When I last reported to you on my Lean In circle, I was feeling pretty stoked about how several of our group’s members had asked for and received raises. Since then, my circle of Brooklyn-based twenty- and thirtysomething professional ladies have continued to follow the curriculum provided by Sheryl Sandberg’s nonprofit. We meet about once a month and either watch and discuss an education video provided by the organization, or two members share a larger issue or dilemma they are facing in the workplace.
The latest meeting’s topic was “harnessing the power of stories.” We all found the video a little basic and the discussion questions a bit vague, so we ended up veering off the stock curriculum (sorry, Sheryl!) and came up with a storytelling exercise for ourselves. With performance review season upon us, we challenged ourselves in two minutes to tell the story of what we do at work and what we have accomplished in our current jobs. As we took turns, a clear pattern began to emerge—a number of people in the group did a great job articulating all sorts of things about their companies and work situations while completely downplaying their own accomplishments.
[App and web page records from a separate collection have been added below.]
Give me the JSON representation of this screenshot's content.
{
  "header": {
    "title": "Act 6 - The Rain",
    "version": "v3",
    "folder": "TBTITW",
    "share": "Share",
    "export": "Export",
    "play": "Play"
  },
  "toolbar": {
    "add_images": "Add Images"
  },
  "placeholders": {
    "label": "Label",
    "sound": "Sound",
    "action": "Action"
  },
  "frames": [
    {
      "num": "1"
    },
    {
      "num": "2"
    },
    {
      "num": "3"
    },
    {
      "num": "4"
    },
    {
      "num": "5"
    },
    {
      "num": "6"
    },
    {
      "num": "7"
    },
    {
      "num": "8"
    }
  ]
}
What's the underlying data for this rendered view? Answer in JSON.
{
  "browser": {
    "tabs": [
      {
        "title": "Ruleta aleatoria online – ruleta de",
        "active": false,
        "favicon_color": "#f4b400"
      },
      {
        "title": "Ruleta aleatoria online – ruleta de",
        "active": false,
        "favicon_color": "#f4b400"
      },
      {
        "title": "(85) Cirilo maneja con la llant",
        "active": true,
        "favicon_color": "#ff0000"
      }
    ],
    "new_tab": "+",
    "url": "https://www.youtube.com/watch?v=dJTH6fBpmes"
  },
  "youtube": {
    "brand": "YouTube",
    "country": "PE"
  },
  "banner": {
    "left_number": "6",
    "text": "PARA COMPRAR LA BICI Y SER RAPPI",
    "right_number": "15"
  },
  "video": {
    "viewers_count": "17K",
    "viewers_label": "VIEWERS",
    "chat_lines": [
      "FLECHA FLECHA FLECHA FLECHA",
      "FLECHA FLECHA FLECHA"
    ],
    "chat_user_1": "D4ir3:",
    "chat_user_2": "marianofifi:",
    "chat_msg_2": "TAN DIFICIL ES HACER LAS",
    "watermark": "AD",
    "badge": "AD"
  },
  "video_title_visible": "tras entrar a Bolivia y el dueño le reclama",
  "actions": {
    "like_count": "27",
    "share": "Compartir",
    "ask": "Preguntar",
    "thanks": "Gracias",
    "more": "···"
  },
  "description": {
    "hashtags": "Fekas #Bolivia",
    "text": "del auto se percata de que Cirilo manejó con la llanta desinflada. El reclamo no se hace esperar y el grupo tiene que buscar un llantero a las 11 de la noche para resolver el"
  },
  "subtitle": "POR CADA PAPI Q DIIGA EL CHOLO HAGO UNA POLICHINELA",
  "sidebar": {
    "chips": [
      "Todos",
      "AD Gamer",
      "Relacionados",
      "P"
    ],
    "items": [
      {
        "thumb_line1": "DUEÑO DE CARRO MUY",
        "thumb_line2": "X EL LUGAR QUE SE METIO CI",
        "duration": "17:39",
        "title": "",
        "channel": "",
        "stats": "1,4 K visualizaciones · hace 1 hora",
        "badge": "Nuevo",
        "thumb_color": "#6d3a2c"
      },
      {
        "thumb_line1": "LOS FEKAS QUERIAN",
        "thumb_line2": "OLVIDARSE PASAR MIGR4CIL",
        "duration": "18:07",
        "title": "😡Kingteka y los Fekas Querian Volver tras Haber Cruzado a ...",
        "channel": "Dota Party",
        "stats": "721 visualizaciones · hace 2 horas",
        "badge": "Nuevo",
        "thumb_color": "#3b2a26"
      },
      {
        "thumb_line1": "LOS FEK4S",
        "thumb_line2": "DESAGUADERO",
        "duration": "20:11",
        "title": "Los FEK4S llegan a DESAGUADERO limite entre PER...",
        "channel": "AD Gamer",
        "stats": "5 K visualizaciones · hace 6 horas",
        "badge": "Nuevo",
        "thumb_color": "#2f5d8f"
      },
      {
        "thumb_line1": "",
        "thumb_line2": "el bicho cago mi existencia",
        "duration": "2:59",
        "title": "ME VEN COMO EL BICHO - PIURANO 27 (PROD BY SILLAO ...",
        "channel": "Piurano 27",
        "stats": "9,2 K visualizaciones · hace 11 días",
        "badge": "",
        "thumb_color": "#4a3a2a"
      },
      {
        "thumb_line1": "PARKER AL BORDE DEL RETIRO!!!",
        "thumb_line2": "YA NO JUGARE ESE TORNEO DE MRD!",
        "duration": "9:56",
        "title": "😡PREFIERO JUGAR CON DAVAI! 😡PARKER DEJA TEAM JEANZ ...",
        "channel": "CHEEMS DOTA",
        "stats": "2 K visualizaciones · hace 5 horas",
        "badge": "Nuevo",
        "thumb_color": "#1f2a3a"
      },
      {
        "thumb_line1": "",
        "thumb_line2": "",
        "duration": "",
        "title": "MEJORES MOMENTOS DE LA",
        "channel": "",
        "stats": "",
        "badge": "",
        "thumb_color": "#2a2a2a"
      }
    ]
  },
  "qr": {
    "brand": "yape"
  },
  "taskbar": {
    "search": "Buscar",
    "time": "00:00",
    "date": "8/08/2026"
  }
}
One woman described in detail the wide range of tasks her boss handled, but described her own role only as a footnote—talking about herself as someone who her superior “offloaded” to, rather than highlighting all of the tasks she successfully manages on her own. Another woman described her rise in an organization from intern to a senior position as a chain of events that just sort of happened, rather than confidently explaining how her skills got her promoted several times. I even did this myself. I clearly articulated lots of great things that have happened at Slate since I started three years ago, but I didn’t really mention the projects I’ve led or the role I played in these successes.
This was a very eye-opening experience as we pointed this out to one another. I don’t think any of us went into the exercise attempting to be modest or coy. It was genuinely hard for many of us to speak clearly and confidently about our professional accomplishments, even in a supportive, low-stakes environment where the goal is to encourage professional accomplishment itself.
In Sandberg’s book, she highlights the many studies that have found women consistently give themselves lower self-evaluation scores, are less likely to think of themselves as “very qualified” and have an even harder time articulating their accomplishments in front of other people. “Ask a man to explain his success and he will typically credit his own innate qualities and skills,” Sandberg writes. “Ask a woman the same question and she will likely attribute her success to external factors, insisting she did well because ‘she worked really hard,’ or ‘got lucky’ or ‘had help from others.’ ”
It was stark to see our group fall so firmly into this trap and valuable as I go into my performance review. I’ll let you know what happens next.